Exercise prompt: The records below are to be output exactly, except for their pictures.

(Component data from apps and pages)

________________________________________

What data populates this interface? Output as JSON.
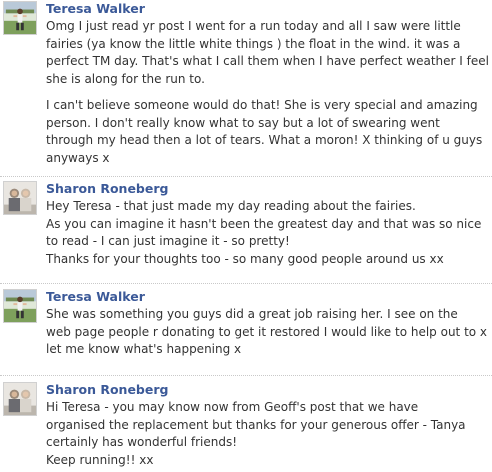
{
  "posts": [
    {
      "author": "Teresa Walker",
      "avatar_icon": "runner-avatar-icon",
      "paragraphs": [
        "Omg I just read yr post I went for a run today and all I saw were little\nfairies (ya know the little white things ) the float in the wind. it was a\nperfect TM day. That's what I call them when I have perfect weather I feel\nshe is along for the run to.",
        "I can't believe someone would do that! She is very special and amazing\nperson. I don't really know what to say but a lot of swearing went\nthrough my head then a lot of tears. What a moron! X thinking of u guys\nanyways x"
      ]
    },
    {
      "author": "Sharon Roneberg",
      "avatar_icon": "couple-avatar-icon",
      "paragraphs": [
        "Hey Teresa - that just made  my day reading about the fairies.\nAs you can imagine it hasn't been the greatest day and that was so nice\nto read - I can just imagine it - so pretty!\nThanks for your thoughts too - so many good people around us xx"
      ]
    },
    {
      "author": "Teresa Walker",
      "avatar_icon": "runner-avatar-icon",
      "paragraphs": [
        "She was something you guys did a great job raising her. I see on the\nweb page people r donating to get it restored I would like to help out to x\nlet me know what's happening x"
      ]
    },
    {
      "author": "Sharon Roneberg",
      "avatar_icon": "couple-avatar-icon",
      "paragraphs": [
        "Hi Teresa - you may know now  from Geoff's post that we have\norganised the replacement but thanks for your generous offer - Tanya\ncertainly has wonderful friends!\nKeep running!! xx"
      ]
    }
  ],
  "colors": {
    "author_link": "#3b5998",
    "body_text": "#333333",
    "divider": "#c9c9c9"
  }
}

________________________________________

Output for this task:
What data populates this interface? Output as JSON.
{
  "posts": [
    {
      "author": "Teresa Walker",
      "avatar_icon": "runner-avatar-icon",
      "paragraphs": [
        "Omg I just read yr post I went for a run today and all I saw were little\nfairies (ya know the little white things ) the float in the wind. it was a\nperfect TM day. That's what I call them when I have perfect weather I feel\nshe is along for the run to.",
        "I can't believe someone would do that! She is very special and amazing\nperson. I don't really know what to say but a lot of swearing went\nthrough my head then a lot of tears. What a moron! X thinking of u guys\nanyways x"
      ]
    },
    {
      "author": "Sharon Roneberg",
      "avatar_icon": "couple-avatar-icon",
      "paragraphs": [
        "Hey Teresa - that just made  my day reading about the fairies.\nAs you can imagine it hasn't been the greatest day and that was so nice\nto read - I can just imagine it - so pretty!\nThanks for your thoughts too - so many good people around us xx"
      ]
    },
    {
      "author": "Teresa Walker",
      "avatar_icon": "runner-avatar-icon",
      "paragraphs": [
        "She was something you guys did a great job raising her. I see on the\nweb page people r donating to get it restored I would like to help out to x\nlet me know what's happening x"
      ]
    },
    {
      "author": "Sharon Roneberg",
      "avatar_icon": "couple-avatar-icon",
      "paragraphs": [
        "Hi Teresa - you may know now  from Geoff's post that we have\norganised the replacement but thanks for your generous offer - Tanya\ncertainly has wonderful friends!\nKeep running!! xx"
      ]
    }
  ],
  "colors": {
    "author_link": "#3b5998",
    "body_text": "#333333",
    "divider": "#c9c9c9"
  }
}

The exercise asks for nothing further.